• **Records excerpted from a collection**
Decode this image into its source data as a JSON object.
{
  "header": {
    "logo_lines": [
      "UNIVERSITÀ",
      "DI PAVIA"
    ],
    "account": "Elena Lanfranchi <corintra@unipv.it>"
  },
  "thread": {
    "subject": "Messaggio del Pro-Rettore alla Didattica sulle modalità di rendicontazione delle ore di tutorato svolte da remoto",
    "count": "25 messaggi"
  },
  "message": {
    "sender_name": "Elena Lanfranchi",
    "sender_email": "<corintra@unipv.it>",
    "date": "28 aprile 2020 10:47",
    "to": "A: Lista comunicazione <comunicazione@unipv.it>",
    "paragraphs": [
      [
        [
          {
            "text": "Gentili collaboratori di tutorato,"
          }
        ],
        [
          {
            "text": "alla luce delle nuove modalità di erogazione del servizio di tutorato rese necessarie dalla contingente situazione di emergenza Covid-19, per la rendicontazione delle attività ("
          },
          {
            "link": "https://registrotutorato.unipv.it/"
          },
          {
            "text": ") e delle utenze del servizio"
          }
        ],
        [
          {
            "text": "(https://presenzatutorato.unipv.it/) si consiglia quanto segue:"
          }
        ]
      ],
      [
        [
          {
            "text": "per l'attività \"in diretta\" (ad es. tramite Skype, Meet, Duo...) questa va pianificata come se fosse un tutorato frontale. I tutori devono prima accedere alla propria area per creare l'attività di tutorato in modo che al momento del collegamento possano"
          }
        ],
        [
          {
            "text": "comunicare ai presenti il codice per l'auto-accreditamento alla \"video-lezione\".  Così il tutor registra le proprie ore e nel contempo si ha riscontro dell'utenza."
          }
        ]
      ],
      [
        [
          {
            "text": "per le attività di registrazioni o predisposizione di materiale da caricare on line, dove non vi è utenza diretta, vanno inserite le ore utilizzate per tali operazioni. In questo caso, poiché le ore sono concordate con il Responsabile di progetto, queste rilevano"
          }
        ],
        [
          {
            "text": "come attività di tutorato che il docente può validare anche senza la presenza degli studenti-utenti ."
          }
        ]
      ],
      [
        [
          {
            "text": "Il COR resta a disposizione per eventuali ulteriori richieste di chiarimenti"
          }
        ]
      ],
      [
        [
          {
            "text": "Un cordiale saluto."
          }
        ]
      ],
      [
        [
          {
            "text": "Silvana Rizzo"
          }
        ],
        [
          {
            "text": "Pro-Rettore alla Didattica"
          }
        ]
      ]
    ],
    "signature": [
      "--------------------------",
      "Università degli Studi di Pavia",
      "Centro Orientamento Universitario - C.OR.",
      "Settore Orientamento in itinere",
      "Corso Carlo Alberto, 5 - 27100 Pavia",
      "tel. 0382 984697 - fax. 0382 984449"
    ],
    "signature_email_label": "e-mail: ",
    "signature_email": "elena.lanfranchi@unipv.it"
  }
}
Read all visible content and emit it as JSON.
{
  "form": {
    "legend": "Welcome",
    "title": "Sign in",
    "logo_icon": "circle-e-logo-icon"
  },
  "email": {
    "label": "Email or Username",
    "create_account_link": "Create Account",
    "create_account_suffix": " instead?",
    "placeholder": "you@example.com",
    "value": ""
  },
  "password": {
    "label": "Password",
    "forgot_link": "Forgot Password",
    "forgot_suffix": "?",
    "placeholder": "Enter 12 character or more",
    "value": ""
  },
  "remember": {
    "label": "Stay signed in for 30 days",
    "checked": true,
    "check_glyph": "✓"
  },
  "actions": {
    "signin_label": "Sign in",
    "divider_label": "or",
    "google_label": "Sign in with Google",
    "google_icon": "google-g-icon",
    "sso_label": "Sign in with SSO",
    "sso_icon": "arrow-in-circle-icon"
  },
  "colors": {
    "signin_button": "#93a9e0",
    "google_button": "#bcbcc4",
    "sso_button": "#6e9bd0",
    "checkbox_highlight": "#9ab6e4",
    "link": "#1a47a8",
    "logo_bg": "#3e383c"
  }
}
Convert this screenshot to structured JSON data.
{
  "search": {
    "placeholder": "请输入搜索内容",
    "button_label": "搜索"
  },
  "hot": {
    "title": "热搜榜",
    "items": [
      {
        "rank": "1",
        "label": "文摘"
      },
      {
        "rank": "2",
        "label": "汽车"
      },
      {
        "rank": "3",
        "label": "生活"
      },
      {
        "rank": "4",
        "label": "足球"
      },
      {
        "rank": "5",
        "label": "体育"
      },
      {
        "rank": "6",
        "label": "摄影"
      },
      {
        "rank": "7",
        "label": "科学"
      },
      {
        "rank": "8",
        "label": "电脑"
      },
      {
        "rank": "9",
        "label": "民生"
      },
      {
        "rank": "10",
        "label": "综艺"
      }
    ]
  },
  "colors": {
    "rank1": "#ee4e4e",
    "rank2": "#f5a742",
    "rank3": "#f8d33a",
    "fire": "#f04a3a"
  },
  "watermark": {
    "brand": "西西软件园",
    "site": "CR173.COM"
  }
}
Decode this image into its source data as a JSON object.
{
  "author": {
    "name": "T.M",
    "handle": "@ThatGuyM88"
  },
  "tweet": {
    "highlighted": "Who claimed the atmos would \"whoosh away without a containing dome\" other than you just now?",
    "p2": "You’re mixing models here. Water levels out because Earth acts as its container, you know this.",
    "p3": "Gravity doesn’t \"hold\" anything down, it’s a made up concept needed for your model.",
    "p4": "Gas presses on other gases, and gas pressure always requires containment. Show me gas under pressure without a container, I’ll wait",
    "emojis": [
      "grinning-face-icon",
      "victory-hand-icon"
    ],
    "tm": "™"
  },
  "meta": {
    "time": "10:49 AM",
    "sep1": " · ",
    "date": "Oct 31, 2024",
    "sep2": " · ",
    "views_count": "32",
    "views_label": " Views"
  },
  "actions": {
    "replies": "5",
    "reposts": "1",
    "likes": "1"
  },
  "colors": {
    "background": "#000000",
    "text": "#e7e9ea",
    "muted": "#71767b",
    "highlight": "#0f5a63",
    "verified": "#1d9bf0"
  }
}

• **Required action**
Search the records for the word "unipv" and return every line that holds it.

• **Output for this task**
    "account": "Elena Lanfranchi <corintra@unipv.it>"
    "sender_email": "<corintra@unipv.it>",
    "to": "A: Lista comunicazione <comunicazione@unipv.it>",
            "link": "https://registrotutorato.unipv.it/"
            "text": "(https://presenzatutorato.unipv.it/) si consiglia quanto segue:"
    "signature_email": "elena.lanfranchi@unipv.it"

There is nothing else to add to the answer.